As I alluded to, the operation of the app is very simple. First, select the DNxHD or video format that you want to convert your files to using the Transcode Settings Menu. Pick a source folder (or camera card) that contains your .MOV files. Choose a method for determining reel names, which is important for relinking clips. I used the default method: “Reelname from ClipName.” Optionally, you can assign a Custom Heading (bin column name) and Custom Heading Content (the text in that column next to all of the imported clips). For me, my Custom Heading was “Day” and then, with each batch import, my Custom Content was a number indicating the day the footage was shot. To start the process, press the “Make MXF” button in the UI.
VideoToolShed is very responsive to suggestions and new features. But the basic functionality of most of the apps on the side is pretty … basic. Two features I missed while using this app were an estimate of how long the encoding process would take and an audio signal indicating that the encode was done. There is a text readout of how many files there are to encode and how many are already done. I lost a lot of time because I didn’t know that one batch encode was done and that I could move on to the next batch.
If you have lots of transcoding to do inside Avid, from Canon 5Ds or other cameras, I would definitely suggest this app as a way to handle this chore without tying up your Avid. Obviously, some of this app’s “thunder” has been stolen by Avid’s release of MC7 today, which includes Dynamic Media Folders, which allow you to transcode media without using Media Composer. But still the cost of this app compared to a MC7 license and its ability to read the metadata from the THM files of the Canon 5D MII definitely mean that it is a little piece of software “kit” that could do you some good.
If you don’t need to transcode to MXF for Avid, but you still want to have your Canon 5D files turned into QT files that have the correct TOD TC from the THM files, then I’d suggest another application from VideoToolShed called QTChange. This provides the same basic functionality, but creates QT files instead of MXF files.

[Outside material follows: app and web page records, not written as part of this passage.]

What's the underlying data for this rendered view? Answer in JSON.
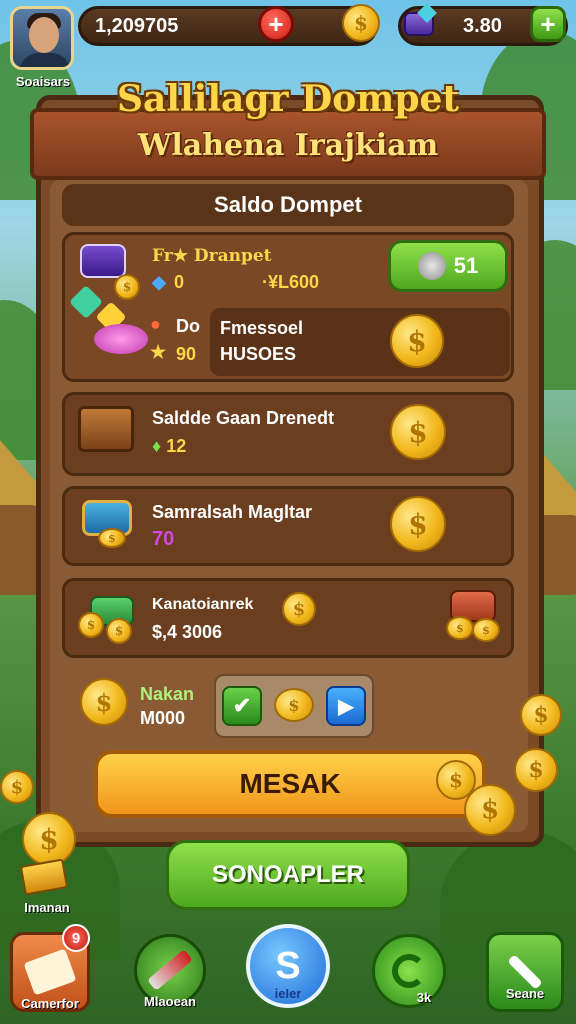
{
  "player": {
    "name": "Soaisars"
  },
  "currency": {
    "coins": "1,209705",
    "gems": "3.80"
  },
  "title": {
    "line1": "Sallilagr Dompet",
    "line2": "Wlahena Irajkiam"
  },
  "panel": {
    "header": "Saldo Dompet",
    "rows": [
      {
        "title": "Fr★ Dranpet",
        "val1": "0",
        "val2": "·¥L600",
        "btn": "51"
      },
      {
        "title": "Do",
        "val1": "90",
        "detail1": "Fmessoel",
        "detail2": "HUSOES"
      },
      {
        "title": "Saldde Gaan Drenedt",
        "val": "12"
      },
      {
        "title": "Samralsah Magltar",
        "val": "70"
      },
      {
        "title": "Kanatoianrek",
        "val": "$,4 3006"
      }
    ],
    "bottom_left": {
      "label": "Nakan",
      "value": "M000"
    },
    "primary_button": "MESAK"
  },
  "secondary_button": "SONOAPLER",
  "side_label": "Imanan",
  "nav": [
    {
      "label": "Camerfor",
      "badge": "9"
    },
    {
      "label": "Mlaoean"
    },
    {
      "label": "ieIer",
      "glyph": "S"
    },
    {
      "label": "3k"
    },
    {
      "label": "Seane"
    }
  ],
  "colors": {
    "panel": "#7b4a26",
    "gold": "#ffd64a",
    "green": "#5bb82a",
    "orange": "#f5a623"
  }
}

Disclaimer: I did receive a free copy of the software for review. Dear FCC, I can not be bought for $89. But if you read any of my emails through the NSA email-tapping program, you’d know that already. Wait… do I hear black helicopters approaching? How would I know they were black by the sound?…